England's early colonies were private ventures undertaken ostensibly with the approval of the Crown. This approach differed sharply from that of other
A European country, especially Spain, but it was dictated by the peculiar circumstances of England's development in the sixteenth and seventeenth centuries. The Crown was committed to expansion, wealth, and the pursuit of national glory, but the royal treasury was too small to make these dreams become reality. Moreover, the Tudors and early Stuarts focused most of their attention on other matters. Henry VIII did much to solidify the
powers of the monarchy, but his thoughts were often dominated by his struggle with Rome and by the problem of a male heir. Elizabeth further centralized royal authority, oversaw the creation of the Church of

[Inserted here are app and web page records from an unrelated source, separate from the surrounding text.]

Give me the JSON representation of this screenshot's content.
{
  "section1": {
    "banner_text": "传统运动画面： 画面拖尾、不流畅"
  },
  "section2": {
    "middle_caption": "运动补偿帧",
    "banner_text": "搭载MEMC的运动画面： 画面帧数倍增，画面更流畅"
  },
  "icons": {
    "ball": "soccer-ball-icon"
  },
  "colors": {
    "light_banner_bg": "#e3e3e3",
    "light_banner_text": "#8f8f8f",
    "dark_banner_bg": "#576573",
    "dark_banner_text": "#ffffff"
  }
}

England, and tried to neutralize internal religious and political dissent while protecting England from the growing threat of Catholic Spain. James I, King of the Scots and the first Stuart king of England, fought with Puritans and Parliament and brought the government into serious financial difficulties.
Charles I, his son, doubled the mistakes of his father and led England to civil war.

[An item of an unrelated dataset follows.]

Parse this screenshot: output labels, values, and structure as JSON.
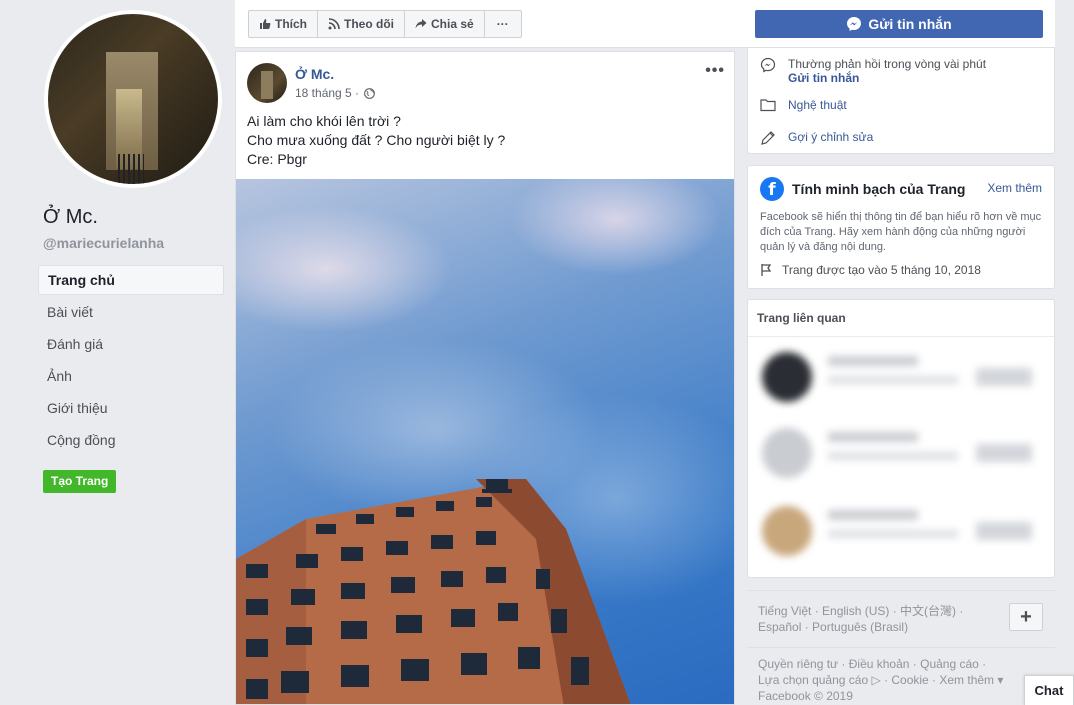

The wealth of England during this time was to be found among great landowners and the benefactors of England's rapid commercial expansion-the merchants. Thus, not surprisingly, England's colonial ventures were undertaken by these persons who individually, as proprietors, or collectively, as companies, sought to increase their wealth and the nation's power. Some of their attempts were disastrous failures-such as Roanoke. As they gained experience, however, they achieved some success. The growth of representative assemblies in Anglo-America involved one of the most interesting facets of our colonial story. They developed from models in

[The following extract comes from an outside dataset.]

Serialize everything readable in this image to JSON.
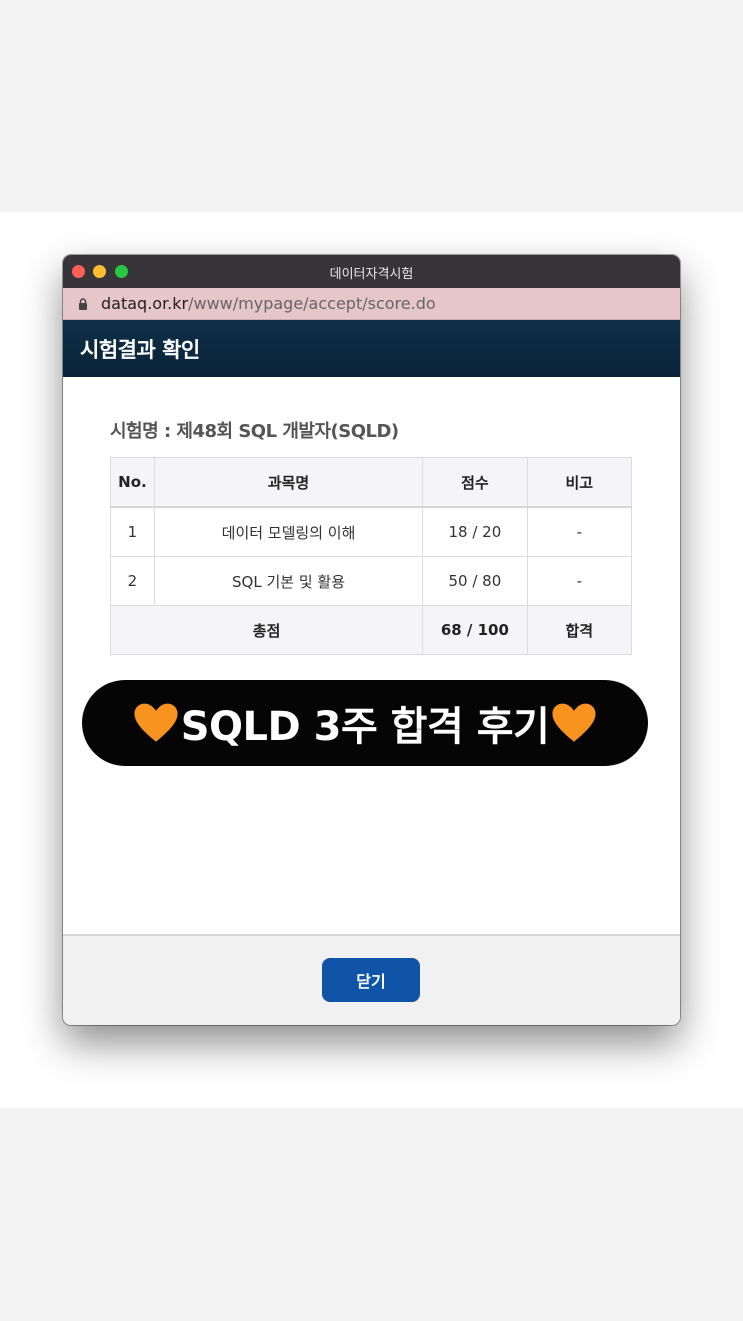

Massachusetts and Virginia. However, in neither colony did the Crown intend to create representative government. In Virginia, the House of...